## WHAT THE TASK ASKS
Output every line of the listing, exactly and completely.

Segment Open

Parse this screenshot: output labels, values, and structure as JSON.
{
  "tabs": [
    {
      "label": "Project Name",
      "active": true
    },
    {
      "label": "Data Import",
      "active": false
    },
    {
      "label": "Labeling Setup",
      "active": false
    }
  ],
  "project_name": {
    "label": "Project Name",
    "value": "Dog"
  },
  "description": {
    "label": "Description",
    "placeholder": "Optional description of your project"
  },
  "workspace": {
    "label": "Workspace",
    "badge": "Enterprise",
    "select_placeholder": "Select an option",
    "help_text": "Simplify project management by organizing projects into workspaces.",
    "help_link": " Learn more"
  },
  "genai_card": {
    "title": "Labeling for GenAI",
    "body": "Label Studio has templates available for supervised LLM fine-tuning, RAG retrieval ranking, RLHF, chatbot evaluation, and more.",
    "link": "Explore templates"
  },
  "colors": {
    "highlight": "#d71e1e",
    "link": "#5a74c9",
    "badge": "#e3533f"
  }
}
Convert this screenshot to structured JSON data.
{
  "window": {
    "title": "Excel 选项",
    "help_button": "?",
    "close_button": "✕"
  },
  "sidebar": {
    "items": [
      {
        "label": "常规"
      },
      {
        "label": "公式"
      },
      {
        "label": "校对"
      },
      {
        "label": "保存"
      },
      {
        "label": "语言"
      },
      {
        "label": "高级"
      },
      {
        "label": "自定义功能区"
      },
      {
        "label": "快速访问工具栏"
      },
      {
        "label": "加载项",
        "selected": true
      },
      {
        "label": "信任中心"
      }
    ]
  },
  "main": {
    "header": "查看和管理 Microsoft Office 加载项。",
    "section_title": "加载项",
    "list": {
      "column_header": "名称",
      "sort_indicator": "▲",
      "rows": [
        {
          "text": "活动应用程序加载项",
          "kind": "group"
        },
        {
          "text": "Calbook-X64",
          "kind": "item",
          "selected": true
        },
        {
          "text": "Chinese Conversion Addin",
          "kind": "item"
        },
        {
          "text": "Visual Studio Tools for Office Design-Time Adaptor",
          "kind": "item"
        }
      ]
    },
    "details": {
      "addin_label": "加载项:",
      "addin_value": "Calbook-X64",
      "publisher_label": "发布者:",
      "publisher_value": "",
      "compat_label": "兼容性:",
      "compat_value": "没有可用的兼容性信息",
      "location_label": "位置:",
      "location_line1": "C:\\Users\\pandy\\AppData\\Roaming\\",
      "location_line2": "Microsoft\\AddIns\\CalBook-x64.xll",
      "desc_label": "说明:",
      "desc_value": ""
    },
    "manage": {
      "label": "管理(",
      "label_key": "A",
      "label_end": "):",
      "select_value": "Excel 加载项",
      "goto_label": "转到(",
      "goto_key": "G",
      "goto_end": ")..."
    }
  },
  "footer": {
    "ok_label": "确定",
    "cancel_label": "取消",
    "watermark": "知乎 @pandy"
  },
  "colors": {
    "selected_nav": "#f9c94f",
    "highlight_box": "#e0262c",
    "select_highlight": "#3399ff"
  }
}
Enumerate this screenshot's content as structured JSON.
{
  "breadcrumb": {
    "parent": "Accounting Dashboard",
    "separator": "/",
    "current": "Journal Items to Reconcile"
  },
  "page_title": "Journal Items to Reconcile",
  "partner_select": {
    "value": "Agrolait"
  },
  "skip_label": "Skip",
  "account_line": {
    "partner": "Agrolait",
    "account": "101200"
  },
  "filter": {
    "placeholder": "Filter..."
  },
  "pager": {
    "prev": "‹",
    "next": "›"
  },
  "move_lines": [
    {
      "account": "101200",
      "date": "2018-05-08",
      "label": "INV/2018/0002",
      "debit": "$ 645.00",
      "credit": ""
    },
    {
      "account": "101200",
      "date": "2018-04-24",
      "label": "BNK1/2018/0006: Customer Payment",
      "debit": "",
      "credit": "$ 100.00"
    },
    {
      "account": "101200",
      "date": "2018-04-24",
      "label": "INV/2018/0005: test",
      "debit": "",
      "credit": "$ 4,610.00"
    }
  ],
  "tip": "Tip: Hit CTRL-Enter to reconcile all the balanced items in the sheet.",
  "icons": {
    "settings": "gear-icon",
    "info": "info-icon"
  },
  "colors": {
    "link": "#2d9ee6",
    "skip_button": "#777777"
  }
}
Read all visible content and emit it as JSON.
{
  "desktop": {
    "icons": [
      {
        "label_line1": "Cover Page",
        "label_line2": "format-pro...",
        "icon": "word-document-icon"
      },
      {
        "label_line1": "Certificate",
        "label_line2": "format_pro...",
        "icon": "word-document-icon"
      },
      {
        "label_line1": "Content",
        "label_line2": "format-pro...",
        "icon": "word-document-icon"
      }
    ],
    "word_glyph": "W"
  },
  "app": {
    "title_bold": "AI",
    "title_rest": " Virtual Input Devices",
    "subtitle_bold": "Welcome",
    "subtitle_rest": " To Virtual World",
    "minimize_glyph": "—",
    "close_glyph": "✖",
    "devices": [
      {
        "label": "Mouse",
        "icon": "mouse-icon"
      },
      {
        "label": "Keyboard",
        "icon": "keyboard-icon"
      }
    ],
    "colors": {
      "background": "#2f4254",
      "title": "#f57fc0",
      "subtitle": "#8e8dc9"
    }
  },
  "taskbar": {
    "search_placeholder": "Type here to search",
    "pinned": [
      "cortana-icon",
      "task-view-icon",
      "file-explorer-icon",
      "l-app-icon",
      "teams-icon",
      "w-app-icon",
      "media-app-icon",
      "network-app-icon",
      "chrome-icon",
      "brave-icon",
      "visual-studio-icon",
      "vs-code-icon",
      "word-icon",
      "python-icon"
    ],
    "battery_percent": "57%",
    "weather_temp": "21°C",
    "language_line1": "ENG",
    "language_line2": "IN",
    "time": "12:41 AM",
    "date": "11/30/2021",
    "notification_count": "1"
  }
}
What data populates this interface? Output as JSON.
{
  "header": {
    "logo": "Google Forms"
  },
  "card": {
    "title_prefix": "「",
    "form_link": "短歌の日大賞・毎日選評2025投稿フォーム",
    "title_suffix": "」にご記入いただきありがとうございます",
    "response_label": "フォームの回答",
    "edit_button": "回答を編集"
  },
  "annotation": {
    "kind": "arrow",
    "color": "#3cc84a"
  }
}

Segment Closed

## EXPECTED ANSWER
Parse this screenshot: output labels, values, and structure as JSON.
{
  "tabs": [
    {
      "label": "Project Name",
      "active": true
    },
    {
      "label": "Data Import",
      "active": false
    },
    {
      "label": "Labeling Setup",
      "active": false
    }
  ],
  "project_name": {
    "label": "Project Name",
    "value": "Dog"
  },
  "description": {
    "label": "Description",
    "placeholder": "Optional description of your project"
  },
  "workspace": {
    "label": "Workspace",
    "badge": "Enterprise",
    "select_placeholder": "Select an option",
    "help_text": "Simplify project management by organizing projects into workspaces.",
    "help_link": " Learn more"
  },
  "genai_card": {
    "title": "Labeling for GenAI",
    "body": "Label Studio has templates available for supervised LLM fine-tuning, RAG retrieval ranking, RLHF, chatbot evaluation, and more.",
    "link": "Explore templates"
  },
  "colors": {
    "highlight": "#d71e1e",
    "link": "#5a74c9",
    "badge": "#e3533f"
  }
}
Convert this screenshot to structured JSON data.
{
  "window": {
    "title": "Excel 选项",
    "help_button": "?",
    "close_button": "✕"
  },
  "sidebar": {
    "items": [
      {
        "label": "常规"
      },
      {
        "label": "公式"
      },
      {
        "label": "校对"
      },
      {
        "label": "保存"
      },
      {
        "label": "语言"
      },
      {
        "label": "高级"
      },
      {
        "label": "自定义功能区"
      },
      {
        "label": "快速访问工具栏"
      },
      {
        "label": "加载项",
        "selected": true
      },
      {
        "label": "信任中心"
      }
    ]
  },
  "main": {
    "header": "查看和管理 Microsoft Office 加载项。",
    "section_title": "加载项",
    "list": {
      "column_header": "名称",
      "sort_indicator": "▲",
      "rows": [
        {
          "text": "活动应用程序加载项",
          "kind": "group"
        },
        {
          "text": "Calbook-X64",
          "kind": "item",
          "selected": true
        },
        {
          "text": "Chinese Conversion Addin",
          "kind": "item"
        },
        {
          "text": "Visual Studio Tools for Office Design-Time Adaptor",
          "kind": "item"
        }
      ]
    },
    "details": {
      "addin_label": "加载项:",
      "addin_value": "Calbook-X64",
      "publisher_label": "发布者:",
      "publisher_value": "",
      "compat_label": "兼容性:",
      "compat_value": "没有可用的兼容性信息",
      "location_label": "位置:",
      "location_line1": "C:\\Users\\pandy\\AppData\\Roaming\\",
      "location_line2": "Microsoft\\AddIns\\CalBook-x64.xll",
      "desc_label": "说明:",
      "desc_value": ""
    },
    "manage": {
      "label": "管理(",
      "label_key": "A",
      "label_end": "):",
      "select_value": "Excel 加载项",
      "goto_label": "转到(",
      "goto_key": "G",
      "goto_end": ")..."
    }
  },
  "footer": {
    "ok_label": "确定",
    "cancel_label": "取消",
    "watermark": "知乎 @pandy"
  },
  "colors": {
    "selected_nav": "#f9c94f",
    "highlight_box": "#e0262c",
    "select_highlight": "#3399ff"
  }
}
Enumerate this screenshot's content as structured JSON.
{
  "breadcrumb": {
    "parent": "Accounting Dashboard",
    "separator": "/",
    "current": "Journal Items to Reconcile"
  },
  "page_title": "Journal Items to Reconcile",
  "partner_select": {
    "value": "Agrolait"
  },
  "skip_label": "Skip",
  "account_line": {
    "partner": "Agrolait",
    "account": "101200"
  },
  "filter": {
    "placeholder": "Filter..."
  },
  "pager": {
    "prev": "‹",
    "next": "›"
  },
  "move_lines": [
    {
      "account": "101200",
      "date": "2018-05-08",
      "label": "INV/2018/0002",
      "debit": "$ 645.00",
      "credit": ""
    },
    {
      "account": "101200",
      "date": "2018-04-24",
      "label": "BNK1/2018/0006: Customer Payment",
      "debit": "",
      "credit": "$ 100.00"
    },
    {
      "account": "101200",
      "date": "2018-04-24",
      "label": "INV/2018/0005: test",
      "debit": "",
      "credit": "$ 4,610.00"
    }
  ],
  "tip": "Tip: Hit CTRL-Enter to reconcile all the balanced items in the sheet.",
  "icons": {
    "settings": "gear-icon",
    "info": "info-icon"
  },
  "colors": {
    "link": "#2d9ee6",
    "skip_button": "#777777"
  }
}
Read all visible content and emit it as JSON.
{
  "desktop": {
    "icons": [
      {
        "label_line1": "Cover Page",
        "label_line2": "format-pro...",
        "icon": "word-document-icon"
      },
      {
        "label_line1": "Certificate",
        "label_line2": "format_pro...",
        "icon": "word-document-icon"
      },
      {
        "label_line1": "Content",
        "label_line2": "format-pro...",
        "icon": "word-document-icon"
      }
    ],
    "word_glyph": "W"
  },
  "app": {
    "title_bold": "AI",
    "title_rest": " Virtual Input Devices",
    "subtitle_bold": "Welcome",
    "subtitle_rest": " To Virtual World",
    "minimize_glyph": "—",
    "close_glyph": "✖",
    "devices": [
      {
        "label": "Mouse",
        "icon": "mouse-icon"
      },
      {
        "label": "Keyboard",
        "icon": "keyboard-icon"
      }
    ],
    "colors": {
      "background": "#2f4254",
      "title": "#f57fc0",
      "subtitle": "#8e8dc9"
    }
  },
  "taskbar": {
    "search_placeholder": "Type here to search",
    "pinned": [
      "cortana-icon",
      "task-view-icon",
      "file-explorer-icon",
      "l-app-icon",
      "teams-icon",
      "w-app-icon",
      "media-app-icon",
      "network-app-icon",
      "chrome-icon",
      "brave-icon",
      "visual-studio-icon",
      "vs-code-icon",
      "word-icon",
      "python-icon"
    ],
    "battery_percent": "57%",
    "weather_temp": "21°C",
    "language_line1": "ENG",
    "language_line2": "IN",
    "time": "12:41 AM",
    "date": "11/30/2021",
    "notification_count": "1"
  }
}
What data populates this interface? Output as JSON.
{
  "header": {
    "logo": "Google Forms"
  },
  "card": {
    "title_prefix": "「",
    "form_link": "短歌の日大賞・毎日選評2025投稿フォーム",
    "title_suffix": "」にご記入いただきありがとうございます",
    "response_label": "フォームの回答",
    "edit_button": "回答を編集"
  },
  "annotation": {
    "kind": "arrow",
    "color": "#3cc84a"
  }
}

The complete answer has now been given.